Could Diego Maradona Work as a Coach in China? With the new influx of aging foreign stars into China’s professional soccer league, the sport is sure to get more exciting on the field. And, as Chinese soccer fans learned Monday, it may soon get more of the off-the-field drama every modern soccer league needs.
Arriving in the Beijing Capital Airport on Monday, madcap Argentinean soccer legend Diego Maradona reiterated in a press conference he would like to coach in China. According to the state-run China Daily, Maradona added that he wants “to contribute to the development of China’s soccer youth.”
In China for an eight-day charity trip, Maradona is set to meet with Wei Di, the man in charge of China’s Football Association, China Daily said. The trip marks Maradona’s second visit to China this year.
In January, he was photographed tossing a soccer ball with a young Chinese fan at a charity event in Shanghai. In May, Tang Huiqing, one of Mr. Maradona’s agents, told local media he wished to become the head coach of China’s national team.
Given the shambolic record of China’s national team, the position might just suit Maradona, who was fired last month from Dubai’s Al Wasl FC after a disappointing season. Al Wasl finished eighth in its league and lost in the final of a regional tournament on penalties after two players were ejected for head-butting opponents.
Maradona had earlier coached the Argentinian national team but was fired after a weak performance in the 2010 World Cup.
Since his storied career as a player ended in the mid-1990s, Maradona has been known more for his erratic behavior than for his expert stewardship of any given team. During his time in Dubai, he had several run-ins with opposing teams’ fans and coaches, at one point charging into the stands to confront opposing fans who were taunting his girlfriend.
Prior to Dubai, Maradona had long been known for his strained relationship with the press. In 1994, he fired at journalists with an air gun, injuring four and earning himself a suspended jail sentence of two years and 10 months. But this apparently did not discourage the quick-tempered coach from confrontations with reporters. Two years ago, his car rolled over the leg of a cameraman, sending the man to the hospital. And in a press conference after securing a spot in the 2010 World Cup, Mr. Maradona also hurled insults at reporters who doubted his coaching abilities by stating, “you can suck it, keep on sucking.”

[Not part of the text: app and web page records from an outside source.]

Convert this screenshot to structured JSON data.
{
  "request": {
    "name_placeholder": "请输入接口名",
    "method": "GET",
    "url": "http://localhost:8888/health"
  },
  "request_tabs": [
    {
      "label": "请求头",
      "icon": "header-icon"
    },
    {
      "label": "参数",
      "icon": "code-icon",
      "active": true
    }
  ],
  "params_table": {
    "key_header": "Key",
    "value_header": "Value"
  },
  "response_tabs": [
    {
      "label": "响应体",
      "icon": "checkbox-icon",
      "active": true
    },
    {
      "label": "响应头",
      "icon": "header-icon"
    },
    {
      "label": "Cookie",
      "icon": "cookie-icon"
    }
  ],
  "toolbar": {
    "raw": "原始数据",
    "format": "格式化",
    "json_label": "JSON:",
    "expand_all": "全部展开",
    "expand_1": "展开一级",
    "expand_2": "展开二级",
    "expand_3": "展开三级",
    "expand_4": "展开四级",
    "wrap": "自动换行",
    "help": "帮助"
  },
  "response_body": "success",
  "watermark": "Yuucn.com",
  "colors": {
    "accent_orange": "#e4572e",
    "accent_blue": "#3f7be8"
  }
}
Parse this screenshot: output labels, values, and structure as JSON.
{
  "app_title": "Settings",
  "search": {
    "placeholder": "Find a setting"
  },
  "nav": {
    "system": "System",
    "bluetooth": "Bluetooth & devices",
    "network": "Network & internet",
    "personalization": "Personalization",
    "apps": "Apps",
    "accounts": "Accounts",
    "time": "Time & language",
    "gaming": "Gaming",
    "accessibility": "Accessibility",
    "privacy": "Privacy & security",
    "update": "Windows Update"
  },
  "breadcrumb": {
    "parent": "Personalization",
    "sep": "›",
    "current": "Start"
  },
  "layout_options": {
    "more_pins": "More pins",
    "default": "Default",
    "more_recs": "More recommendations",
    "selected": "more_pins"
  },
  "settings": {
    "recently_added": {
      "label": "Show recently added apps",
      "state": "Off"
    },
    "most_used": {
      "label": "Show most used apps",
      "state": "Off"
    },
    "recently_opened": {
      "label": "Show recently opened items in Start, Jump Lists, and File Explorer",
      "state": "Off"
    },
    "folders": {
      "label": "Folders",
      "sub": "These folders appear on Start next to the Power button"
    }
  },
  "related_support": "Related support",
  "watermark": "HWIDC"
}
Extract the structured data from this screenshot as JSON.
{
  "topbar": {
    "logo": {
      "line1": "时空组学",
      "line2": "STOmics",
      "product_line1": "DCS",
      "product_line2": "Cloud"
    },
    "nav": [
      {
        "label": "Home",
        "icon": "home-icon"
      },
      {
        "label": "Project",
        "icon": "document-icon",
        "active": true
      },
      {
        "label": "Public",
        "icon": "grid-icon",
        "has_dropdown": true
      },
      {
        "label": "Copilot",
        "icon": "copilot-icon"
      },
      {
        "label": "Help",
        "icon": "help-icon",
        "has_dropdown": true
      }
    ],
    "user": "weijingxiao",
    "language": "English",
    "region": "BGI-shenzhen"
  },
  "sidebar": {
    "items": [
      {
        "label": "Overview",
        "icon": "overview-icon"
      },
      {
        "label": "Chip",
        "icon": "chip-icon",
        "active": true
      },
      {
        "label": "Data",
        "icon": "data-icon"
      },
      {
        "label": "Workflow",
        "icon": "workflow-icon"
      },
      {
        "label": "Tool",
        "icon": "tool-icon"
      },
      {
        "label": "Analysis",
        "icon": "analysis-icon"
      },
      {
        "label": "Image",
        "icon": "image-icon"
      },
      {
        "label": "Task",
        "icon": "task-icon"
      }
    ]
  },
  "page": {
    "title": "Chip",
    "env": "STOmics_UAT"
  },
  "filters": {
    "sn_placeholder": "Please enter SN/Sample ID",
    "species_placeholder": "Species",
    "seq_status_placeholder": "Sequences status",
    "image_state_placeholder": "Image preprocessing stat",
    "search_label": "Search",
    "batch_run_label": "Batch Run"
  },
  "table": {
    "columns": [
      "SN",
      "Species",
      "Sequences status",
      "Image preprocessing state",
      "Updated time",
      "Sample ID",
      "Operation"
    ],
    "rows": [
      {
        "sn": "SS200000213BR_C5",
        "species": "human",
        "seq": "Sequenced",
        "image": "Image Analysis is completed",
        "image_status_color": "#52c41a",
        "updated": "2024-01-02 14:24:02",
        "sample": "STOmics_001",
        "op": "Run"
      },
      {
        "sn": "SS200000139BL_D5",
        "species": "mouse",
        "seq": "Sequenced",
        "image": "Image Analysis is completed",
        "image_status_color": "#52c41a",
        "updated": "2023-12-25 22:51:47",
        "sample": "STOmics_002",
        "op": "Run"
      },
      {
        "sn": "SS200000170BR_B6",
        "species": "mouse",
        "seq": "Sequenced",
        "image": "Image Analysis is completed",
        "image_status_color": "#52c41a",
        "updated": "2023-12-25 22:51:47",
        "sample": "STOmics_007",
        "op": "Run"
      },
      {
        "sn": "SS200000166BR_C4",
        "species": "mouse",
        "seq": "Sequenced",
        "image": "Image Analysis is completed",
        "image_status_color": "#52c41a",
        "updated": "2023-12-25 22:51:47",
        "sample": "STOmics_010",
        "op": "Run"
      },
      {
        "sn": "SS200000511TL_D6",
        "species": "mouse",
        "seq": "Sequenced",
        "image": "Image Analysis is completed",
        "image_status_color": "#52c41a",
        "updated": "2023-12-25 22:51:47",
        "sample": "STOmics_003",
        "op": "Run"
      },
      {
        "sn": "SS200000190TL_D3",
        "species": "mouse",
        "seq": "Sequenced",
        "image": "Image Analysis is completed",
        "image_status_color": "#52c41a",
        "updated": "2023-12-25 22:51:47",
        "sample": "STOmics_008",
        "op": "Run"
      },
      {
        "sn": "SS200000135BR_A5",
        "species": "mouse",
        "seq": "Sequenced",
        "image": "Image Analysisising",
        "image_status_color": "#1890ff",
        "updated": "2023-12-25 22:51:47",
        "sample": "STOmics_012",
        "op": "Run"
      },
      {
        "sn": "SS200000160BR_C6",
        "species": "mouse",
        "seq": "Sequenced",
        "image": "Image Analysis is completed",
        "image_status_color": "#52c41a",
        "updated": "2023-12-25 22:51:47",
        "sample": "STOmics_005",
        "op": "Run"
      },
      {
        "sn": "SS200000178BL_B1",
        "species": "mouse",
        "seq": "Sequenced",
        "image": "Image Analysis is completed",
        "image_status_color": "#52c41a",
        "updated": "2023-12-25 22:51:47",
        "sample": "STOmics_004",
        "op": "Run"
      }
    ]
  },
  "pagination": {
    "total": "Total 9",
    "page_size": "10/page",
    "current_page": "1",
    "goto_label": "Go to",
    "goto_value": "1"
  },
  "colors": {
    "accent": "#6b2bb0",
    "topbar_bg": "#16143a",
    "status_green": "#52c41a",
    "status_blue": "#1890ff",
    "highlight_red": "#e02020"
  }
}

Maradona might be interested in China as a place where his troop of illegitimate children and questionable driving history would make him just another member of the upper class. But his desire to come to China likely has more to do with the reportedly massive salaries graying coaches and players, like Marcelo Lipi and Didier Drogba, are commanding in the country.
Drogba signed a two-and-a-half-year contract with China Super League club Shanghai Shenghua in June with a reported salary of £200,000 ($318,000) per week. The footballer, who has earned rave reviews, was dubbed the “Devil Beast” after a 5-1 drubbing of Shenghua rivals Hangzhou Greentown in his home debut.
Lippi, the former head coach of the Italian national team, joined Guangzhou Evergrande in May, also for two and a half years, with a contract estimated to be worth around 10 million euros ($12.28 million) per season. Evergrande won under Lippi’s guidance just three days after the coach arrived in Guangzhou.
Given Maradona’s larger-than-life persona and China’s fondness for big-name stars willing to live in the country, the aging legend likely wouldn’t have much trouble finding a job in the world’s most populous country. Far less certain is whether the government would tolerate his antics.